It’s Presidents’ Day and school vacation week, and if you’re not dragging your young ones from car lot to car lot hoping to score a good deal, consider taking them somewhere else for fun. (Let’s be honest: Shopping for a car is not an enjoyable experience.)
In Salem, the House of the Seven Gables, at 115 Derby St., has activities for children this week through Sunday, including “Constructing History” workshops that experiment with historic construction techniques using popular building toys. Workshops run from 11 a.m. to 3 p.m. Tours for children and students are free through March 31 when they accompany an adult. For more information, visit 7gables.org.

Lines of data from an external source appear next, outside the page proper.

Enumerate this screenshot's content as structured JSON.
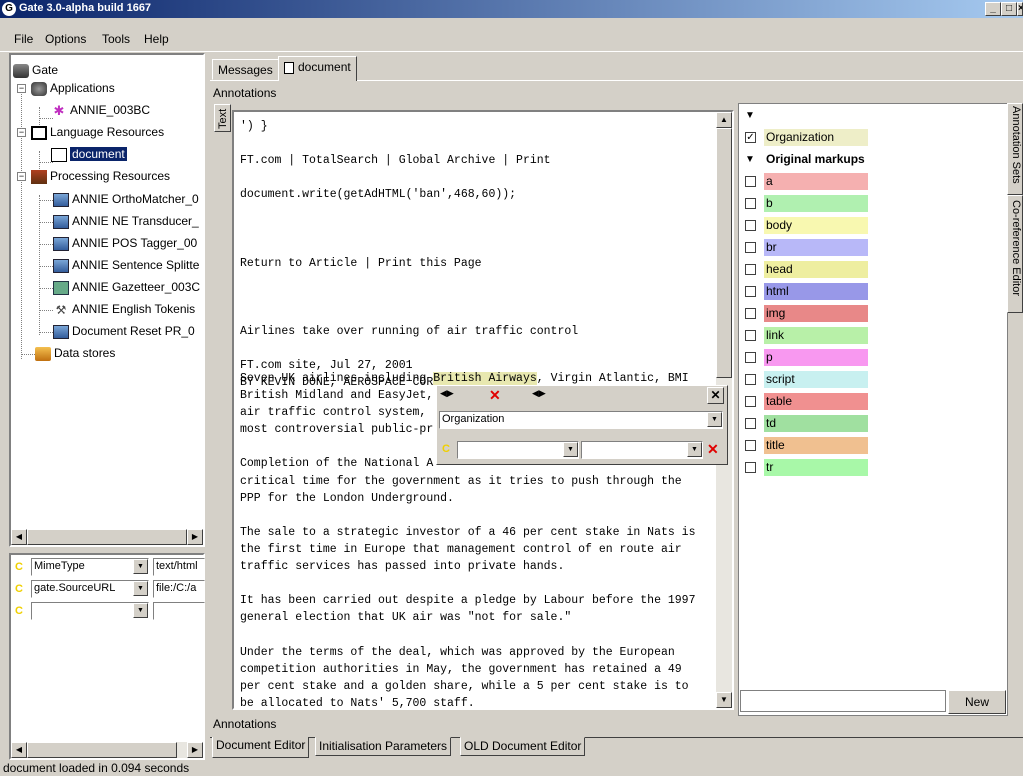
{
  "window": {
    "title": "Gate 3.0-alpha build 1667",
    "controls": [
      "_",
      "□",
      "×"
    ]
  },
  "menu": [
    "File",
    "Options",
    "Tools",
    "Help"
  ],
  "tree": {
    "root": "Gate",
    "applications": "Applications",
    "annie_app": "ANNIE_003BC",
    "language_resources": "Language Resources",
    "document": "document",
    "processing_resources": "Processing Resources",
    "pr_items": [
      "ANNIE OrthoMatcher_0",
      "ANNIE NE Transducer_",
      "ANNIE POS Tagger_00",
      "ANNIE Sentence Splitte",
      "ANNIE Gazetteer_003C",
      "ANNIE English Tokenis",
      "Document Reset PR_0"
    ],
    "data_stores": "Data stores"
  },
  "features": [
    {
      "name": "MimeType",
      "value": "text/html"
    },
    {
      "name": "gate.SourceURL",
      "value": "file:/C:/a"
    },
    {
      "name": "",
      "value": ""
    }
  ],
  "tabs": {
    "messages": "Messages",
    "document": "document"
  },
  "annotations_label": "Annotations",
  "annotations_bottom_label": "Annotations",
  "text_vtab": "Text",
  "document_text": "') }\n\nFT.com | TotalSearch | Global Archive | Print\n\ndocument.write(getAdHTML('ban',468,60));\n\n\n\nReturn to Article | Print this Page\n\n\n\nAirlines take over running of air traffic control\n\nFT.com site, Jul 27, 2001\nBY KEVIN DONE, AEROSPACE CORRESPONDENT\n\n",
  "doc_para1": [
    "Seven UK airlines including ",
    "British Airways",
    ", Virgin Atlantic, BMI",
    "British Midland and EasyJet,",
    "air traffic control system,",
    "most controversial public-pr"
  ],
  "doc_text_rest": "\nCompletion of the National A\ncritical time for the government as it tries to push through the\nPPP for the London Underground.\n\nThe sale to a strategic investor of a 46 per cent stake in Nats is\nthe first time in Europe that management control of en route air\ntraffic services has passed into private hands.\n\nIt has been carried out despite a pledge by Labour before the 1997\ngeneral election that UK air was \"not for sale.\"\n\nUnder the terms of the deal, which was approved by the European\ncompetition authorities in May, the government has retained a 49\nper cent stake and a golden share, while a 5 per cent stake is to\nbe allocated to Nats' 5,700 staff.",
  "popup": {
    "type": "Organization"
  },
  "annotation_sets": {
    "default_items": [
      {
        "label": "Organization",
        "checked": true,
        "color": "#eeeec8"
      }
    ],
    "original_markups_label": "Original markups",
    "markup_items": [
      {
        "label": "a",
        "color": "#f5b0b0"
      },
      {
        "label": "b",
        "color": "#b0f0b0"
      },
      {
        "label": "body",
        "color": "#f8f8b0"
      },
      {
        "label": "br",
        "color": "#b8b8f8"
      },
      {
        "label": "head",
        "color": "#eeeea0"
      },
      {
        "label": "html",
        "color": "#9898e8"
      },
      {
        "label": "img",
        "color": "#e88888"
      },
      {
        "label": "link",
        "color": "#b8f0a8"
      },
      {
        "label": "p",
        "color": "#f898f0"
      },
      {
        "label": "script",
        "color": "#c8f0f0"
      },
      {
        "label": "table",
        "color": "#f09090"
      },
      {
        "label": "td",
        "color": "#a0e0a0"
      },
      {
        "label": "title",
        "color": "#f0c090"
      },
      {
        "label": "tr",
        "color": "#a8f8a8"
      }
    ],
    "new_button": "New",
    "new_input": ""
  },
  "side_tabs": {
    "annotation_sets": "Annotation Sets",
    "coreference": "Co-reference Editor"
  },
  "bottom_tabs": [
    "Document Editor",
    "Initialisation Parameters",
    "OLD Document Editor"
  ],
  "status": "document loaded in 0.094 seconds"
}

In Acton, The Gallery at Villageworks, 525 Massachusetts Ave., will host a screening of the Arlington International Film Festival’s Animated Short Films of 2018 on Thursday from 7 to 9 p.m. The screening features “Trejur” by Concord-Carlisle High School student Thomas Kim — about a modern woman remembering her “wretched, toy-giving grandmother,” according to The Gallery’s notes —- and includes 10 other independent works by aspiring filmmakers from the United States, France, Spain, Iran, Lithuania, and Argentina. Visit aiffest.org or galleryatvw.com.
In Cohasset, the folks at the nonprofit, organic Holly Hill Farm are offering “vacation week fun on the farm” — three-hour winter woodland explorations for children on Tuesday, Wednesday, and Thursday. They say to dress for the weather and outdoor activities, and meet at the farm’s main barn, 236 Jerusalem Road, at 9 a.m. Pre-registration is required. Visit hollyhillfarm.org.

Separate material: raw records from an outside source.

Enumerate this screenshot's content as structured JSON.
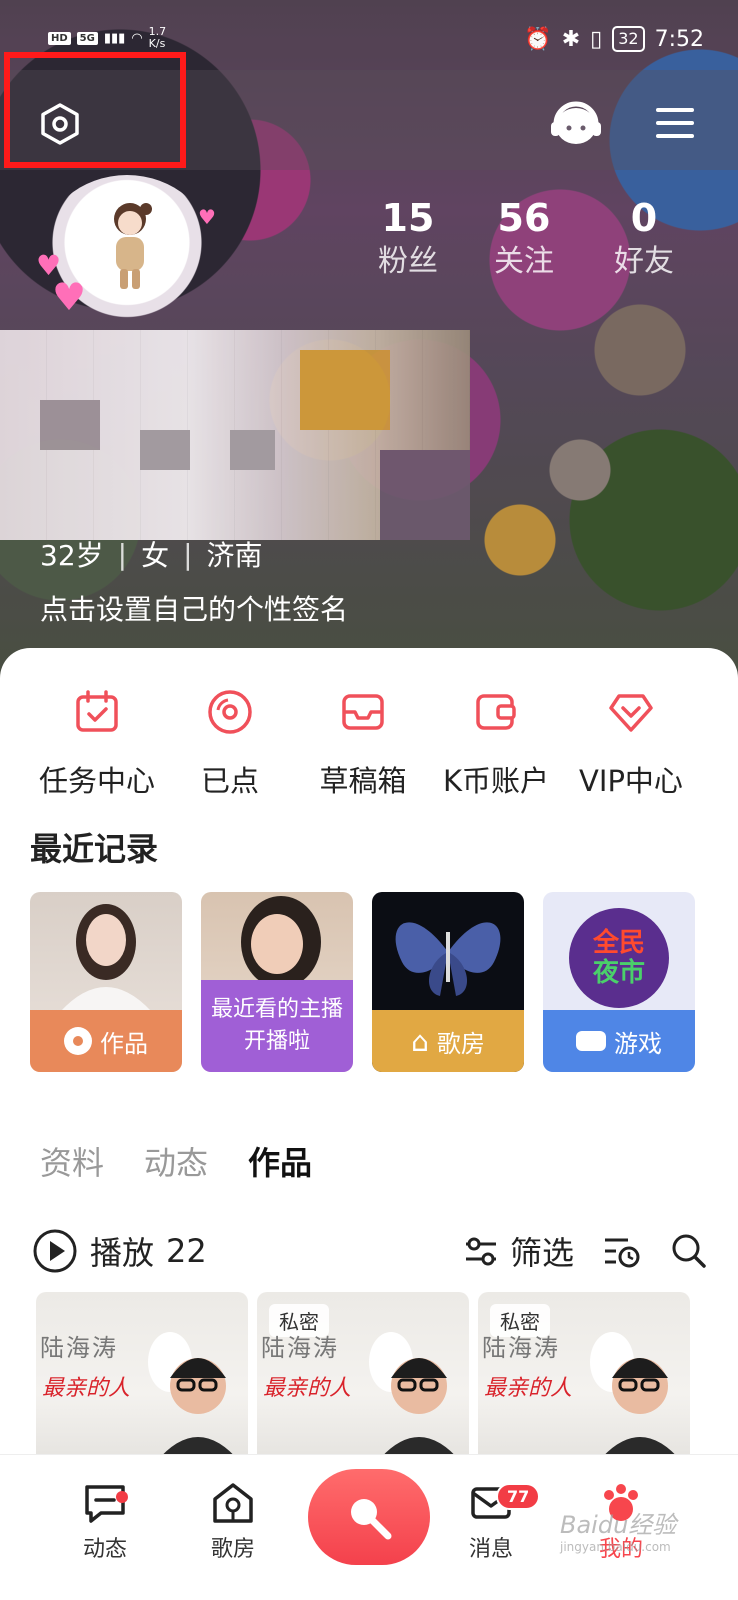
{
  "status_bar": {
    "left_badges": [
      "HD",
      "5G"
    ],
    "speed": "1.7",
    "speed_unit": "K/s",
    "battery": "32",
    "time": "7:52"
  },
  "profile": {
    "stats": [
      {
        "value": "15",
        "label": "粉丝"
      },
      {
        "value": "56",
        "label": "关注"
      },
      {
        "value": "0",
        "label": "好友"
      }
    ],
    "age": "32岁",
    "gender": "女",
    "city": "济南",
    "bio_placeholder": "点击设置自己的个性签名"
  },
  "quick_actions": [
    {
      "label": "任务中心",
      "icon": "calendar-check-icon"
    },
    {
      "label": "已点",
      "icon": "disc-icon"
    },
    {
      "label": "草稿箱",
      "icon": "inbox-icon"
    },
    {
      "label": "K币账户",
      "icon": "wallet-icon"
    },
    {
      "label": "VIP中心",
      "icon": "diamond-icon"
    }
  ],
  "recent": {
    "title": "最近记录",
    "cards": [
      {
        "label": "作品",
        "color": "#e8895a"
      },
      {
        "label": "最近看的主播开播啦",
        "color": "#a05fd6"
      },
      {
        "label": "歌房",
        "color": "#e1a843"
      },
      {
        "label": "游戏",
        "color": "#4f86e6"
      }
    ],
    "game_banner": [
      "全民",
      "夜市"
    ]
  },
  "tabs": [
    "资料",
    "动态",
    "作品"
  ],
  "active_tab": "作品",
  "works_bar": {
    "play_label": "播放",
    "play_count": "22",
    "filter_label": "筛选"
  },
  "works": [
    {
      "tag": "",
      "title": "陆海涛",
      "subtitle": "最亲的人"
    },
    {
      "tag": "私密",
      "title": "陆海涛",
      "subtitle": "最亲的人"
    },
    {
      "tag": "私密",
      "title": "陆海涛",
      "subtitle": "最亲的人"
    }
  ],
  "bottom_nav": {
    "items": [
      "动态",
      "歌房",
      "消息",
      "我的"
    ],
    "messages_badge": "77",
    "active": "我的"
  },
  "watermark": {
    "text": "Baidu经验",
    "sub": "jingyan.baidu.com"
  },
  "colors": {
    "accent": "#f4414c",
    "highlight_box": "#ff1a1a"
  }
}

In Boylston, the ever-colorful Tower Hill Botanic Garden is touting a slate of vacation week programs broadly titled “Seeds of Sorcery” — including a session on herbal tea blending on Saturday, 9:30 to 11:30 a.m.; and free family guided nature walks Monday through Sunday, 1-2 p.m. Check out what else is on the calendar at towerhillbg.org.
Minister and writer Judy Campbell, whose artist books are on display this month at the Kingston Public Library, will lead a workshop on techniques for making handmade fan-fold books. All supplies will be provided in the workshop at the library, 6 Green St., on Saturday, 1 to 3:30 p.m. Visit kingstonpubliclibrary.org.

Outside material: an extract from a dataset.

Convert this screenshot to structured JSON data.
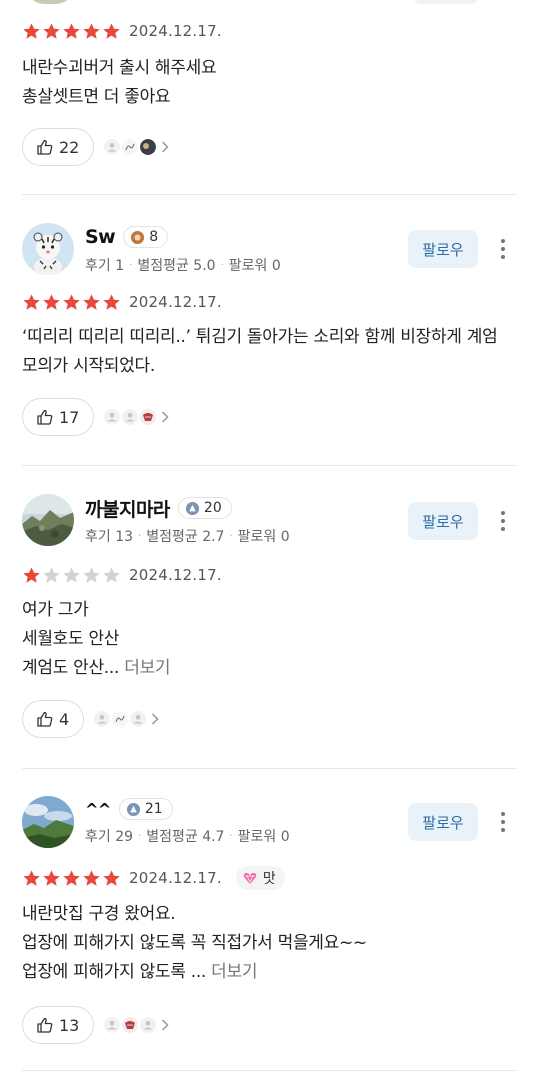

The Cabot Theatre in Beverly is hosting a free open house and screening of “Back to the Future” on Wednesday to celebrate the completion of major balcony renovations. Staff-led tours of the theater at 286 Cabot St. will begin at 5 p.m., followed by the film. Visit thecabot.org.
Briefly, historian Gary Hylander will speak on King Philip’s War, a bloody conflict between Native Americans and English settlers in 1675-76 when 12 towns were destroyed, thousands of lives were lost, indigenous tribal groups lost their homelands, and countless natives were sold into slavery, at the Walpole Public Library, 143 School St., on Tuesday at 7 p.m. Visit walpolelibraryfriends.org. At the Chelmsford Public Library, 25 Boston Road, photojournalist and education consultant Robert Azzi, an Arab-American and native of New Hampshire, will moderate a conversation titled “Ask a Muslim Anything.” The One Book Chelmsford and Civic Engagement REACT program will be held on Thursday, 6:30 to 8:30 p.m. Visit chelmsfordlibrary.org.
One more, for the road: Newton may beef up its limits on checkout bags from retail establishments by forcing retailers who offer customers paper or reusable bags to charge a fee for each. The proposal would also expand the city’s ban on single-use plastic bags to all retailers. The Newton City Council votes on the proposed measure on Tuesday sometime after 7:45 p.m. at City Hall, 1000 Commonwealth Ave.